·
Super Moderator
Joined
·
10,677 Posts
Thanks Tom.... Yeah, it was worse up close than it looked from afar. But, after blasting and a fresh powder coat, it looked brand new.

Still, I would almost rather they had spent that $$$ on getting the knee braces fixed. I don't now why they bother me so much. I mean, they look ok now that they're covered, but it's still like a band aid on a wart.... :laughing:
Mine had those same braces. I removed them.

Sadly, I also removed the entire rake overhang as well. It was sagging badly and with my budget it was the right call.
 

·
Registered
Joined
·
2,495 Posts
Discussion Starter · #12 ·
Mine had those same braces. I removed them.

Sadly, I also removed the entire rake overhang as well. It was sagging badly and with my budget it was the right call.
That would have sure solved my storm door problem on the front of the porch! :whistling
 

·
Registered
Joined
·
132 Posts
CompleteW&D said:
Thanks guys.... I would have REALLY liked to rebuild all of the knee braces because they were all over the place in that almost none of them were uniform in size, nor were they spaced out evenly. It was almost as though the roofers just put them wherever they pleased with little to no regard to size and spacing. Also, I would have rather used the EVERLAST siding we normally use, but it just didn't fit the budget. Still though, not being much of a vinyl fan, I thought it turned out pretty nice in the end. Thanks again for the kind words.
Good looking project. Did you remove the old siding? What R value does the new insulated siding have?
 

·
Registered
Joined
·
2,495 Posts
Discussion Starter · #16 ·
Good looking project. Did you remove the old siding? What R value does the new insulated siding have?
No, didn't remove it. We built out all the windows and doors with 2 by's and sided over it. I think the Prodigy has an R-4 or maybe an R-5 rating if memory serves.

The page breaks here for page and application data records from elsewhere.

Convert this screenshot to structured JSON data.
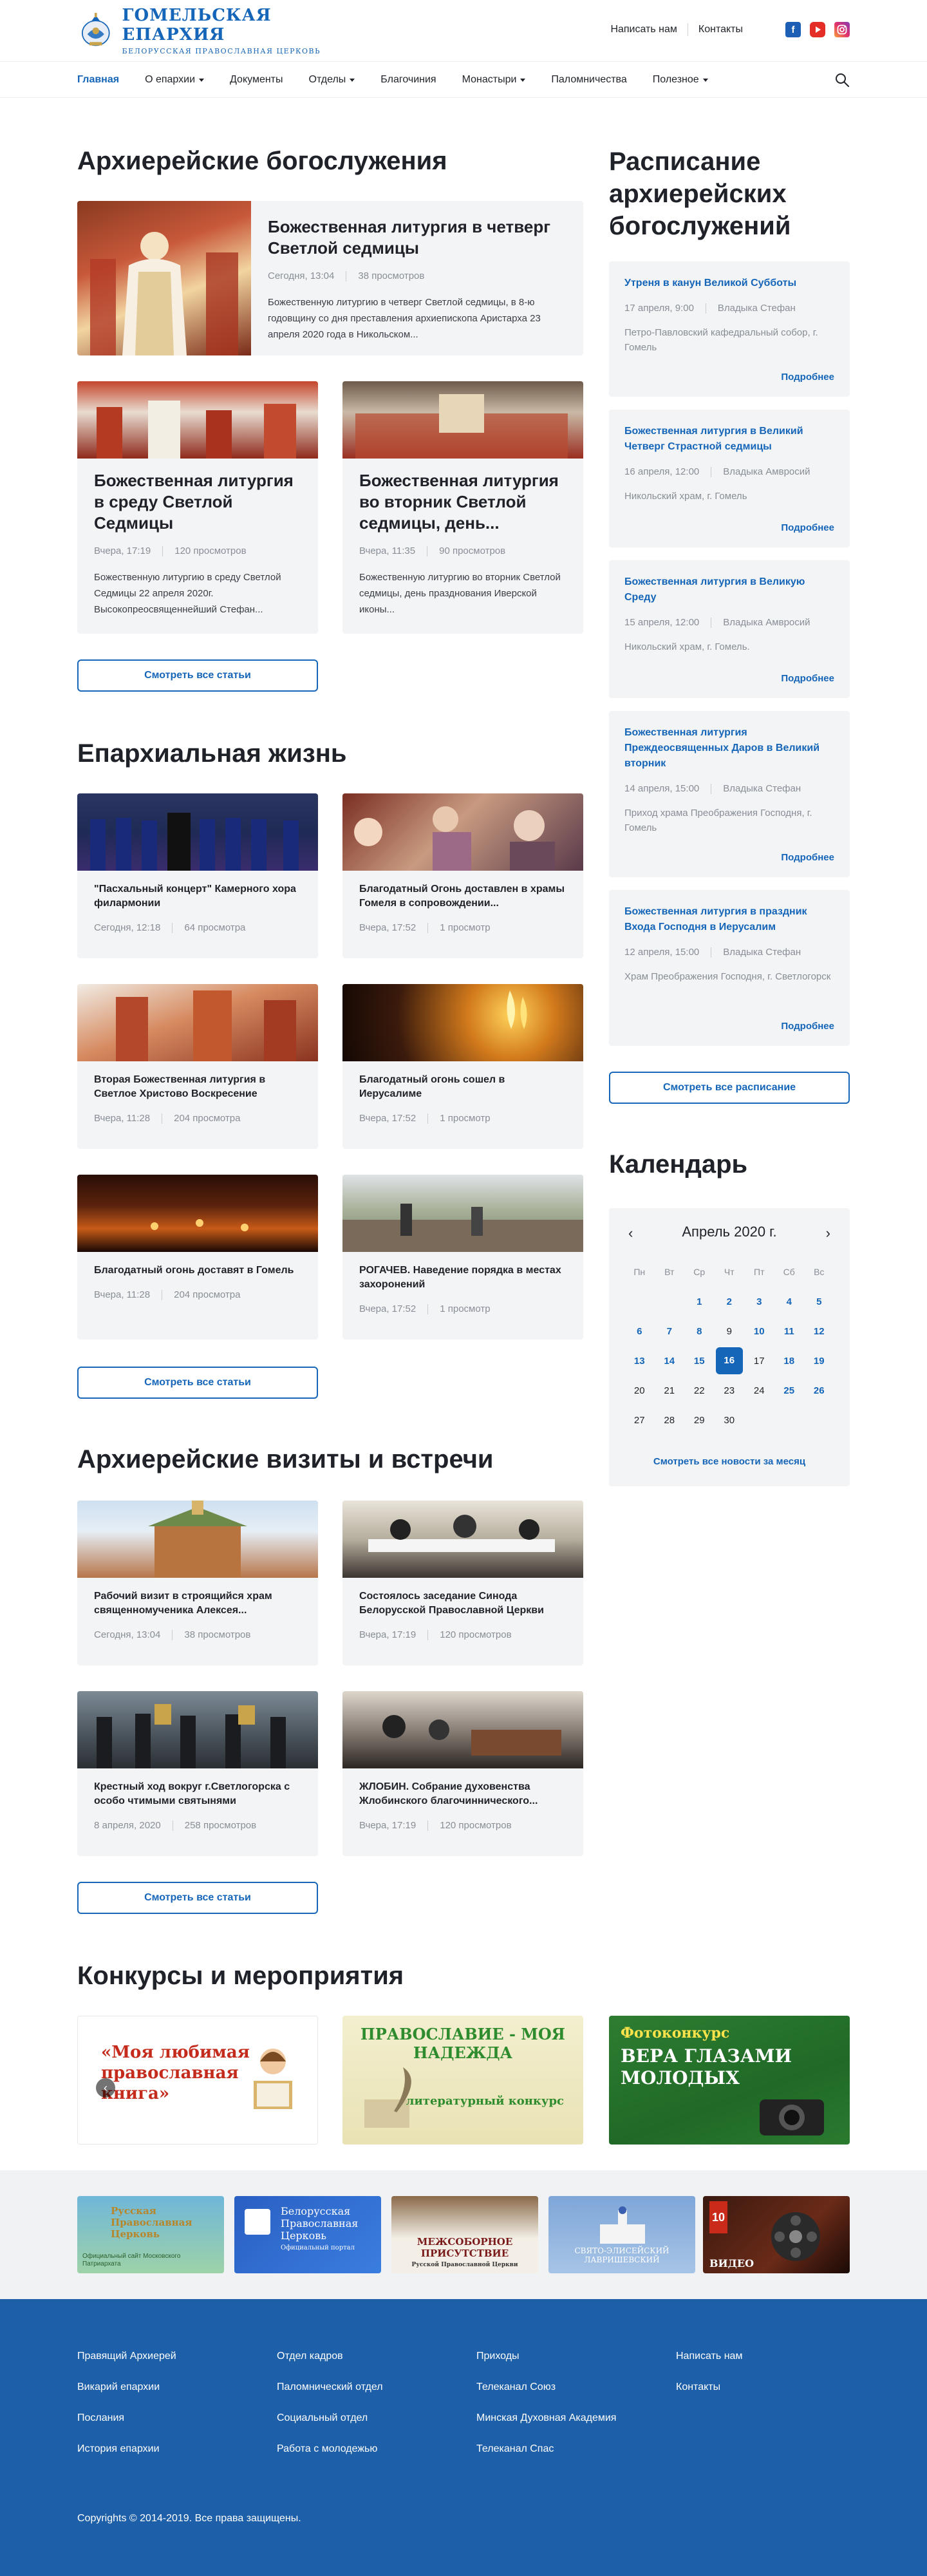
{
  "header": {
    "logo_title": "ГОМЕЛЬСКАЯ ЕПАРХИЯ",
    "logo_subtitle": "БЕЛОРУССКАЯ ПРАВОСЛАВНАЯ ЦЕРКОВЬ",
    "links": [
      "Написать нам",
      "Контакты"
    ],
    "socials": [
      "facebook-icon",
      "youtube-icon",
      "instagram-icon"
    ]
  },
  "nav": {
    "items": [
      {
        "label": "Главная",
        "dropdown": false
      },
      {
        "label": "О епархии",
        "dropdown": true
      },
      {
        "label": "Документы",
        "dropdown": false
      },
      {
        "label": "Отделы",
        "dropdown": true
      },
      {
        "label": "Благочиния",
        "dropdown": false
      },
      {
        "label": "Монастыри",
        "dropdown": true
      },
      {
        "label": "Паломничества",
        "dropdown": false
      },
      {
        "label": "Полезное",
        "dropdown": true
      }
    ]
  },
  "bishop_services": {
    "title": "Архиерейские богослужения",
    "featured": {
      "title": "Божественная литургия в четверг Светлой седмицы",
      "date": "Сегодня, 13:04",
      "views": "38 просмотров",
      "excerpt": "Божественную литургию в четверг Светлой седмицы, в 8-ю годовщину со дня преставления архиепископа Аристарха 23 апреля 2020 года в Никольском..."
    },
    "cards": [
      {
        "title": "Божественная литургия в среду Светлой Седмицы",
        "date": "Вчера, 17:19",
        "views": "120 просмотров",
        "excerpt": "Божественную литургию в среду Светлой Седмицы 22 апреля 2020г. Высокопреосвященнейший Стефан..."
      },
      {
        "title": "Божественная литургия во вторник Светлой седмицы, день...",
        "date": "Вчера, 11:35",
        "views": "90 просмотров",
        "excerpt": "Божественную литургию во вторник Светлой седмицы, день празднования Иверской иконы..."
      }
    ],
    "button": "Смотреть все статьи"
  },
  "schedule": {
    "title": "Расписание архиерейских богослужений",
    "items": [
      {
        "title": "Утреня в канун Великой Субботы",
        "date": "17 апреля, 9:00",
        "bishop": "Владыка Стефан",
        "place": "Петро-Павловский кафедральный собор, г. Гомель",
        "more": "Подробнее"
      },
      {
        "title": "Божественная литургия в Великий Четверг Страстной седмицы",
        "date": "16 апреля, 12:00",
        "bishop": "Владыка Амвросий",
        "place": "Никольский храм, г. Гомель",
        "more": "Подробнее"
      },
      {
        "title": "Божественная литургия в Великую Среду",
        "date": "15 апреля, 12:00",
        "bishop": "Владыка Амвросий",
        "place": "Никольский храм, г. Гомель.",
        "more": "Подробнее"
      },
      {
        "title": "Божественная литургия Преждеосвященных Даров в Великий вторник",
        "date": "14 апреля, 15:00",
        "bishop": "Владыка Стефан",
        "place": "Приход храма Преображения Господня, г. Гомель",
        "more": "Подробнее"
      },
      {
        "title": "Божественная литургия в праздник Входа Господня в Иерусалим",
        "date": "12 апреля, 15:00",
        "bishop": "Владыка Стефан",
        "place": "Храм Преображения Господня, г. Светлогорск",
        "more": "Подробнее"
      }
    ],
    "button": "Смотреть все расписание"
  },
  "diocese_life": {
    "title": "Епархиальная жизнь",
    "cards": [
      {
        "title": "\"Пасхальный концерт\" Камерного хора филармонии",
        "date": "Сегодня, 12:18",
        "views": "64 просмотра"
      },
      {
        "title": "Благодатный Огонь доставлен в храмы Гомеля в сопровождении...",
        "date": "Вчера, 17:52",
        "views": "1 просмотр"
      },
      {
        "title": "Вторая Божественная литургия в Светлое Христово Воскресение",
        "date": "Вчера, 11:28",
        "views": "204 просмотра"
      },
      {
        "title": "Благодатный огонь сошел в Иерусалиме",
        "date": "Вчера, 17:52",
        "views": "1 просмотр"
      },
      {
        "title": "Благодатный огонь доставят в Гомель",
        "date": "Вчера, 11:28",
        "views": "204 просмотра"
      },
      {
        "title": "РОГАЧЕВ. Наведение порядка в местах захоронений",
        "date": "Вчера, 17:52",
        "views": "1 просмотр"
      }
    ],
    "button": "Смотреть все статьи"
  },
  "calendar": {
    "title": "Календарь",
    "month": "Апрель 2020 г.",
    "weekdays": [
      "Пн",
      "Вт",
      "Ср",
      "Чт",
      "Пт",
      "Сб",
      "Вс"
    ],
    "weeks": [
      [
        "",
        "",
        "1",
        "2",
        "3",
        "4",
        "5"
      ],
      [
        "6",
        "7",
        "8",
        "9",
        "10",
        "11",
        "12"
      ],
      [
        "13",
        "14",
        "15",
        "16",
        "17",
        "18",
        "19"
      ],
      [
        "20",
        "21",
        "22",
        "23",
        "24",
        "25",
        "26"
      ],
      [
        "27",
        "28",
        "29",
        "30",
        "",
        "",
        ""
      ]
    ],
    "linked_days": [
      "1",
      "2",
      "3",
      "4",
      "5",
      "6",
      "7",
      "8",
      "10",
      "11",
      "12",
      "13",
      "14",
      "15",
      "18",
      "19",
      "25",
      "26"
    ],
    "today": "16",
    "footer": "Смотреть все новости за месяц"
  },
  "visits": {
    "title": "Архиерейские визиты и встречи",
    "cards": [
      {
        "title": "Рабочий визит в строящийся храм священномученика Алексея...",
        "date": "Сегодня, 13:04",
        "views": "38 просмотров"
      },
      {
        "title": "Состоялось заседание Синода Белорусской Православной Церкви",
        "date": "Вчера, 17:19",
        "views": "120 просмотров"
      },
      {
        "title": "Крестный ход вокруг г.Светлогорска с особо чтимыми святынями",
        "date": "8 апреля, 2020",
        "views": "258 просмотров"
      },
      {
        "title": "ЖЛОБИН. Собрание духовенства Жлобинского благочиннического...",
        "date": "Вчера, 17:19",
        "views": "120 просмотров"
      }
    ],
    "button": "Смотреть все статьи"
  },
  "contests": {
    "title": "Конкурсы и мероприятия",
    "banners": [
      {
        "lines": [
          "«Моя любимая",
          "православная",
          "книга»"
        ]
      },
      {
        "lines": [
          "ПРАВОСЛАВИЕ - МОЯ НАДЕЖДА",
          "литературный конкурс"
        ]
      },
      {
        "lines": [
          "Фотоконкурс",
          "ВЕРА ГЛАЗАМИ",
          "МОЛОДЫХ"
        ]
      }
    ]
  },
  "partners": [
    {
      "lines": [
        "Русская",
        "Православная",
        "Церковь",
        "Официальный сайт Московского Патриархата"
      ]
    },
    {
      "lines": [
        "Белорусская",
        "Православная",
        "Церковь",
        "Официальный портал"
      ]
    },
    {
      "lines": [
        "МЕЖСОБОРНОЕ",
        "ПРИСУТСТВИЕ",
        "Русской Православной Церкви"
      ]
    },
    {
      "lines": [
        "СВЯТО-ЭЛИСЕЙСКИЙ",
        "ЛАВРИШЕВСКИЙ"
      ]
    },
    {
      "lines": [
        "10",
        "ВИДЕО"
      ]
    }
  ],
  "footer": {
    "columns": [
      [
        "Правящий Архиерей",
        "Викарий епархии",
        "Послания",
        "История епархии"
      ],
      [
        "Отдел кадров",
        "Паломнический отдел",
        "Социальный отдел",
        "Работа с молодежью"
      ],
      [
        "Приходы",
        "Телеканал Союз",
        "Минская Духовная Академия",
        "Телеканал Спас"
      ],
      [
        "Написать нам",
        "Контакты"
      ]
    ],
    "copyright": "Copyrights © 2014-2019. Все права защищены."
  },
  "colors": {
    "accent": "#1565b8",
    "footer_bg": "#1d5fa8",
    "card_bg": "#f3f4f6",
    "muted_text": "#888e96"
  }
}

I like the fact that it's a 16'-8" panel. Far fewer seams.
 

·
Registered
Joined
·
132 Posts
CompleteW&D said:
No, didn't remove it. We built out all the windows and doors with 2 by's and sided over it. I think the Prodigy has an R-4 or maybe an R-5 rating if memory serves. I like the fact that it's a 16'-8" panel. Far fewer seams.
Long panels are a good way to go, don't use the insulated panels much maybe worth a second look. We typically get our insulator involved to drill and fill the wall cavities. We also like to use 1" foam when possible. Thanks for sharing your project.
 

·
Registered
Joined
·
2,495 Posts
Discussion Starter · #19 ·
Long panels are a good way to go, don't use the insulated panels much maybe worth a second look. We typically get our insulator involved to drill and fill the wall cavities. We also like to use 1" foam when possible. Thanks for sharing your project.
They had already blown a bunch of insulation in from the inside a couple of years before we did the windows. They went in behind the base, crown and chair rail. Which was in nearly every room.
 
1 - 19 of 19 Posts
Top